== Your assignment ==
Wherever the string "JSON" shows up in the records below, return that line.

== Extracted entries ==
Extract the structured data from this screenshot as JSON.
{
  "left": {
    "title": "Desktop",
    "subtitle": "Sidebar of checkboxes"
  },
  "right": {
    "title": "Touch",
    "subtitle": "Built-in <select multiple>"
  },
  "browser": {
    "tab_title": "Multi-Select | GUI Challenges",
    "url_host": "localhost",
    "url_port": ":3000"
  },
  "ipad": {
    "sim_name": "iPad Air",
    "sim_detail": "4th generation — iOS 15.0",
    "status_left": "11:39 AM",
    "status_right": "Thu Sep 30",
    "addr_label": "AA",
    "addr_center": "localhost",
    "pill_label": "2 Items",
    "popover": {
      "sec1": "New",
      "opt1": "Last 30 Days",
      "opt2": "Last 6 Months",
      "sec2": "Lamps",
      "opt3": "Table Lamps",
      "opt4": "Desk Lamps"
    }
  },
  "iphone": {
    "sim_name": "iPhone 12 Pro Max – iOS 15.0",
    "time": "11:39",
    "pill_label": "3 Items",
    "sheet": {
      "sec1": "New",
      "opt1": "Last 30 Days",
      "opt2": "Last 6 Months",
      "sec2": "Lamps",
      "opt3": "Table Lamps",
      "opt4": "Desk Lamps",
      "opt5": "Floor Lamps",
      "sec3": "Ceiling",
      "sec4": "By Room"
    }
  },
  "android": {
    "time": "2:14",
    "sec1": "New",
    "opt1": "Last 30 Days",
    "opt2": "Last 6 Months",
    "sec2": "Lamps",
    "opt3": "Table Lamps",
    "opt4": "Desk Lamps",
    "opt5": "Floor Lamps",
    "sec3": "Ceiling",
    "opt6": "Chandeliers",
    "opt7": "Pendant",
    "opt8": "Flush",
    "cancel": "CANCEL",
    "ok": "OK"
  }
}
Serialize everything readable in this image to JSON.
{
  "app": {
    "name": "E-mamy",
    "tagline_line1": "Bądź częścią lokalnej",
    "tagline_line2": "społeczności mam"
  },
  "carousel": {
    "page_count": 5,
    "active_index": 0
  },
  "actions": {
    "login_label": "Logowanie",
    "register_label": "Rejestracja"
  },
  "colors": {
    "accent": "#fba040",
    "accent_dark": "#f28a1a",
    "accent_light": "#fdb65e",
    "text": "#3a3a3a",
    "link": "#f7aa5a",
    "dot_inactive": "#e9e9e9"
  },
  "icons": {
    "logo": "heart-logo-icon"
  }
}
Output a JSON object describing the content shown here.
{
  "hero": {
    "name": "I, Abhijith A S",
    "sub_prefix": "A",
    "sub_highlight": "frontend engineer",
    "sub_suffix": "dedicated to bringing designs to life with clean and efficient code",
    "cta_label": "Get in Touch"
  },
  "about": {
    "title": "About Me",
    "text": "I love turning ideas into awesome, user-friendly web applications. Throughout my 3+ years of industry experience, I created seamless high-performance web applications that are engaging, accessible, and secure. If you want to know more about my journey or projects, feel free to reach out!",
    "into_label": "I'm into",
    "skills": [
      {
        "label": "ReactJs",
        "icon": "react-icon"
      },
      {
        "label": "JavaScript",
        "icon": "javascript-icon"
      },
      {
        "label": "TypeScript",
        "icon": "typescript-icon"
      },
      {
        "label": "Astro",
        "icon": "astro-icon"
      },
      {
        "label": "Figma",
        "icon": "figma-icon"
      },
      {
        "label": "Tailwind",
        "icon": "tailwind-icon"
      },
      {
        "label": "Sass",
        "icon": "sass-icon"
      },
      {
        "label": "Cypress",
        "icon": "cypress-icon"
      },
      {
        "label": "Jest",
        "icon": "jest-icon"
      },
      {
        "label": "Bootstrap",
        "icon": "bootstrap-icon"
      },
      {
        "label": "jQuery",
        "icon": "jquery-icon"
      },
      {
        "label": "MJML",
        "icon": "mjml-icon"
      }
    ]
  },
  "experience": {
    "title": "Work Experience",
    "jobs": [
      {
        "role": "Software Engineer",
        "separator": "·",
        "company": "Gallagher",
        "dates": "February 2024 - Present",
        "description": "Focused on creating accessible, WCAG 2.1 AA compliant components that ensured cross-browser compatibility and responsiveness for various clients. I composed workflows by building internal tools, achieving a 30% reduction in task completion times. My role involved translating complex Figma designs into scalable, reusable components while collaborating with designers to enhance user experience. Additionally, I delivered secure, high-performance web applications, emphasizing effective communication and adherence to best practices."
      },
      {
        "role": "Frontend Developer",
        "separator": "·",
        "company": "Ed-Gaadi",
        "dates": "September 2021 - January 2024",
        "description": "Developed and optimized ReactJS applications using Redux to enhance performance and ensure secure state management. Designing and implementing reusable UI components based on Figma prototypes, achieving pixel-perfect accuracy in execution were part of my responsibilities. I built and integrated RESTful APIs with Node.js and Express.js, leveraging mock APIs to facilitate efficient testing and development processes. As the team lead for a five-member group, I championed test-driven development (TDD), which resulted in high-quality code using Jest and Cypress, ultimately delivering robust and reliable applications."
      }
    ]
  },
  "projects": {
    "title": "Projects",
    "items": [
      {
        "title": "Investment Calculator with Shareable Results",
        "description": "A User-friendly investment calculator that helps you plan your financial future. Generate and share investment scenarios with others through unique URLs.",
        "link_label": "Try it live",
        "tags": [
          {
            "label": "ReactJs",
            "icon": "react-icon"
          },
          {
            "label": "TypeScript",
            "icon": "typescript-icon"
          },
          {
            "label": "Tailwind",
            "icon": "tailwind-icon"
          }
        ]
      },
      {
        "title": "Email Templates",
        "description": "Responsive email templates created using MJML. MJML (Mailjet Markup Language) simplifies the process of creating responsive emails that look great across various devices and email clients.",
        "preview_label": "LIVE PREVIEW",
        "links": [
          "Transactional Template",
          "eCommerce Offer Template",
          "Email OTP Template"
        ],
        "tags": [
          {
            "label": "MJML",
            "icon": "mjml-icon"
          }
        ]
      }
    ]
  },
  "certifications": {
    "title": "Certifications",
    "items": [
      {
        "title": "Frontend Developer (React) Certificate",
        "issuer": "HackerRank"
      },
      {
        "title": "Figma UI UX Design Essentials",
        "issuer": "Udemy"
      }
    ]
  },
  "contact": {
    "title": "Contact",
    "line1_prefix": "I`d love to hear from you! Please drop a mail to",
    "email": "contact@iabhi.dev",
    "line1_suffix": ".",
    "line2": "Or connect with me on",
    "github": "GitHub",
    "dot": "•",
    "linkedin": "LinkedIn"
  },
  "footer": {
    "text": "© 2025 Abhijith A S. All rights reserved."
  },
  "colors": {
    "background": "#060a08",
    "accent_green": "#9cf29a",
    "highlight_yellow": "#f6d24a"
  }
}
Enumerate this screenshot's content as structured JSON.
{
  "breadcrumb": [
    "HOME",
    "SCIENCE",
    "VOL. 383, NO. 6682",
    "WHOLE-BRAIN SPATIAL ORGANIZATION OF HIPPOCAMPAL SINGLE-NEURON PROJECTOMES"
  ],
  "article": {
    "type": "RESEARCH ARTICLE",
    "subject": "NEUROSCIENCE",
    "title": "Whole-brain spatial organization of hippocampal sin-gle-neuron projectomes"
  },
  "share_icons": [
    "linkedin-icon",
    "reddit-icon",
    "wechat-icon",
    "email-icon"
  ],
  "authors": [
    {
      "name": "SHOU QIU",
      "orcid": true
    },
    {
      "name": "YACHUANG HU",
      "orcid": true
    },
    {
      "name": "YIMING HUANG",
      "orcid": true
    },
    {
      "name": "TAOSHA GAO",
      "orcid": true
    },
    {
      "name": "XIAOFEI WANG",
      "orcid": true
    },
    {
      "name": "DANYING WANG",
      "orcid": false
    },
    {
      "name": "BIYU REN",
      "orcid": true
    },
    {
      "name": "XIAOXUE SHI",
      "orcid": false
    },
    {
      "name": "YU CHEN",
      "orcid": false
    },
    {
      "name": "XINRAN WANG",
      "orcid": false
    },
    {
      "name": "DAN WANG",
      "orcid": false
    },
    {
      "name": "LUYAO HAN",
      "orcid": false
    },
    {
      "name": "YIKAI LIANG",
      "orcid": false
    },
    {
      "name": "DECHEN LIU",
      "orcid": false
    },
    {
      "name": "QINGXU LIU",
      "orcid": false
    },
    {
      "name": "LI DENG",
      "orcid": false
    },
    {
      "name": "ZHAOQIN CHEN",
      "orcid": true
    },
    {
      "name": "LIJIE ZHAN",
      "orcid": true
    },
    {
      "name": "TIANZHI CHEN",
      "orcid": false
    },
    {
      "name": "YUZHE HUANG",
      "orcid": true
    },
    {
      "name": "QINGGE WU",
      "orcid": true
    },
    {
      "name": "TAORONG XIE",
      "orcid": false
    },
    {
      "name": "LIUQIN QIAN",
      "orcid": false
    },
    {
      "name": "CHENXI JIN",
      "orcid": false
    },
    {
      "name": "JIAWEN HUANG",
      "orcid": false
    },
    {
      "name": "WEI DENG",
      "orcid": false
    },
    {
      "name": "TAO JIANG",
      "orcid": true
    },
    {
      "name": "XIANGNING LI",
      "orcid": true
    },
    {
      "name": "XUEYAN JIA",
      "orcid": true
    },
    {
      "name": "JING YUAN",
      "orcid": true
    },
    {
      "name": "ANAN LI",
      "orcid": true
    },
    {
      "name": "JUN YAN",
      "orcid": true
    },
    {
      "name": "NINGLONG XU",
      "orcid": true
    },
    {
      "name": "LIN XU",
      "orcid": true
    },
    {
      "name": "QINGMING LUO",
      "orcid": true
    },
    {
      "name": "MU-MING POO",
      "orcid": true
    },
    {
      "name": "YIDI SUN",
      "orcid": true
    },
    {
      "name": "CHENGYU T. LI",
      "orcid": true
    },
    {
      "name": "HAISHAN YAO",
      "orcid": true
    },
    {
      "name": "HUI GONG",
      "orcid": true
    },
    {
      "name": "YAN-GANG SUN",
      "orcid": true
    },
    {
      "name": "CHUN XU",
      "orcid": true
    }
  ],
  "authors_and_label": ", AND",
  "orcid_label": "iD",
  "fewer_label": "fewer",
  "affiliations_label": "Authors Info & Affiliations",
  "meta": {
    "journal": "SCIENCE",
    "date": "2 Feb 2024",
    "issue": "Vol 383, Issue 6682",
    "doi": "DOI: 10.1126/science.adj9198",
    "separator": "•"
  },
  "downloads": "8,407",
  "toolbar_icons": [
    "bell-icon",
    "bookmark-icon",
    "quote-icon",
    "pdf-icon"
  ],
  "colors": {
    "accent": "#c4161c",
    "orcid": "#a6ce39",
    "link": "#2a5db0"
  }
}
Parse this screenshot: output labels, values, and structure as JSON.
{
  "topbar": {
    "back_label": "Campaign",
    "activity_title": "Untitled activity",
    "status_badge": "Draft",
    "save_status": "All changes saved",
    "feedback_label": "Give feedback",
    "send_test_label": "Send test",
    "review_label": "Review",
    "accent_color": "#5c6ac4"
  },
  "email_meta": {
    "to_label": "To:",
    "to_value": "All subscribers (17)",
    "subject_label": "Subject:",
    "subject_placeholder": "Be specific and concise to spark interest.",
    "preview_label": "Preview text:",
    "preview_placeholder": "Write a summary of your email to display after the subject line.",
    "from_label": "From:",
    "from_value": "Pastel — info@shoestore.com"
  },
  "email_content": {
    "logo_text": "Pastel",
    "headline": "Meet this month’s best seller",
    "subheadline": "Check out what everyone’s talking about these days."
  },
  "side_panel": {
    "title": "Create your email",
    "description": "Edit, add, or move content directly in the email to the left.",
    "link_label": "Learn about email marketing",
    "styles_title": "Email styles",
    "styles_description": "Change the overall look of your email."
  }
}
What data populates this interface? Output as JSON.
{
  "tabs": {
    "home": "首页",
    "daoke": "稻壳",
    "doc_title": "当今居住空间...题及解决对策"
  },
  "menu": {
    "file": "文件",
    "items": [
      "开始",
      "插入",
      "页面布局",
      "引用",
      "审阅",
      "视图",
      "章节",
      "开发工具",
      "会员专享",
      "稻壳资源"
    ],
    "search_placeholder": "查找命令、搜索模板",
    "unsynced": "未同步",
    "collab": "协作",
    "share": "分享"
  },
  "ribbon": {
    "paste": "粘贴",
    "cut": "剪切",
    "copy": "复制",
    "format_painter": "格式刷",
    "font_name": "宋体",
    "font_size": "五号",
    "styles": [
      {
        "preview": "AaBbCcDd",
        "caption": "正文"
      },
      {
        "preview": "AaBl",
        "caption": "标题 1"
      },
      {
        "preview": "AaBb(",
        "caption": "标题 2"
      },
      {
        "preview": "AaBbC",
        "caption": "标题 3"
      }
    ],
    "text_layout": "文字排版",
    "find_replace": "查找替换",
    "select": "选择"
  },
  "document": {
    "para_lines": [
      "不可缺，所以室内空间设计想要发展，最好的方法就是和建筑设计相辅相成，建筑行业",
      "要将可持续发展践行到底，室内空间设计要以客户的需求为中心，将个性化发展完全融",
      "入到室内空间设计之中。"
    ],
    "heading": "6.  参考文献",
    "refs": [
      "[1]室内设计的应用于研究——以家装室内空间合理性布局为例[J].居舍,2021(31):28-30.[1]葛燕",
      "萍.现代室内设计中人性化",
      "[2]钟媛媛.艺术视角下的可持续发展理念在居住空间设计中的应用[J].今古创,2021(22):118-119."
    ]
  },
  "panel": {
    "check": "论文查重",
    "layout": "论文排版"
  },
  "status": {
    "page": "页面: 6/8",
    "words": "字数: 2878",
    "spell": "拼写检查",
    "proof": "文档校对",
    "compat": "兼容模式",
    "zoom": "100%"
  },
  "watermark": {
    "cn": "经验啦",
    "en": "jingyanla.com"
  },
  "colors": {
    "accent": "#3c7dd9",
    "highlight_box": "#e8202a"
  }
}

== Task response ==
Extract the structured data from this screenshot as JSON.
Serialize everything readable in this image to JSON.
Output a JSON object describing the content shown here.
Enumerate this screenshot's content as structured JSON.
Parse this screenshot: output labels, values, and structure as JSON.
What data populates this interface? Output as JSON.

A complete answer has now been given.